Dershowitz seems a little over the map here — he wrote the radio station to retract the term "traitor", but in noting this to the Forward, reaffirms it:

“I wrote to the broadcaster, retracting my word ‘traitor,’” Dershowitz told the Forward. “But if you’re asking me deep in my heart and soul do I believe that the word fairly characterizes him, in light of the way he’s used his Jewishness, both as a shield and a sword? You know, if the shoe fits.”

In a comment below the article, Dershowitz claims the term would be understood differently in Israel than in the United States:

That is why I retracted the term “traitor,” which carries a somewhat different connotation in Israel than in the United States, even though I think its meaning suits him perfectly.

The difference, as far as I can tell, is that in the United States, treason is a capital offense, period, whereas in Israel, it is a capital offense only in "actual warfare."

Yosef Blau, a Yeshiva University spiritual counselor who went to Jewish day school with Dershowitz, isn’t buying his schoolmate’s claim that he had never heard the term:

"Moser was a term that was certainly used. He must have heard it as a child,” said Blau, who grew up with Dershowitz and attended religious elementary and high schools with him. “I don’t recall it coming up in the schools we went to, but it certainly was out there.”

Neither is Debra Delee, Americans for Peace Now‘s chairwoman:

Dershowitz now claims that he was not familiar with the word "moser," and that instead he thought he was agreeing with the characterization of Goldstone as a "monster." Similarly, his retraction of the word "traitor" left something to be desired.

I love that "similarly." Delee continues:

Dershowitz could have – and should have – aired substantive disagreements about the report that Judge Goldstone authored following the Gaza War. Instead he chose to demean, to insult, and to incite.

For his part, Dershowitz says in his comment in the Forward:

Rabbi Yosef Blau suggests that I might have learned the word moser in the Yeshiva we both attended, but he didn’t tell your reporter what a terrible Yeshiva student I was!

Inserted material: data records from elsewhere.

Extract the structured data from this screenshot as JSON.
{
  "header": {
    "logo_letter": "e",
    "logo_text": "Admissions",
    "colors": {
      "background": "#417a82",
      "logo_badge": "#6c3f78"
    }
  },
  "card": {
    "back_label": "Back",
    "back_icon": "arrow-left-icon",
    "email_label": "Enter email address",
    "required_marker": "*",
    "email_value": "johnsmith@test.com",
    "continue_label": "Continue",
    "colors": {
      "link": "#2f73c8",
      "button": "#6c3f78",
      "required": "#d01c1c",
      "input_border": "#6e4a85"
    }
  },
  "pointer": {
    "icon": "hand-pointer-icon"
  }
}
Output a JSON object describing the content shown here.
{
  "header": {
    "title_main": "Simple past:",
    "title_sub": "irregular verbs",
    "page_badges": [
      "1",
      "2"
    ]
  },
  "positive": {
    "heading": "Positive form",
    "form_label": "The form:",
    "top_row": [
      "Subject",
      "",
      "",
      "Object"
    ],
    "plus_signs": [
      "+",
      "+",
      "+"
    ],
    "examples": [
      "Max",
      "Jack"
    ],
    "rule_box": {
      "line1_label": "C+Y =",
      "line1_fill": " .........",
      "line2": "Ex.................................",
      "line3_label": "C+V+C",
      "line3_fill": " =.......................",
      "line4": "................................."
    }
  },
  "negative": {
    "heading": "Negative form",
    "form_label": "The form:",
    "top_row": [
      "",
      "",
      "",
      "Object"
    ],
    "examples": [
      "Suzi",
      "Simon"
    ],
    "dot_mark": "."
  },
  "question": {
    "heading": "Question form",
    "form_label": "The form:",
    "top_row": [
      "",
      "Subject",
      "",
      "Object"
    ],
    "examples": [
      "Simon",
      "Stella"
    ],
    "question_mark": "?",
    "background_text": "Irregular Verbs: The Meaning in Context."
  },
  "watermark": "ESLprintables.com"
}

UPDATE: Dershowitz also sent a letter to JTA with his explanation, which has been posted to our new letters blog.

Recommended from JTA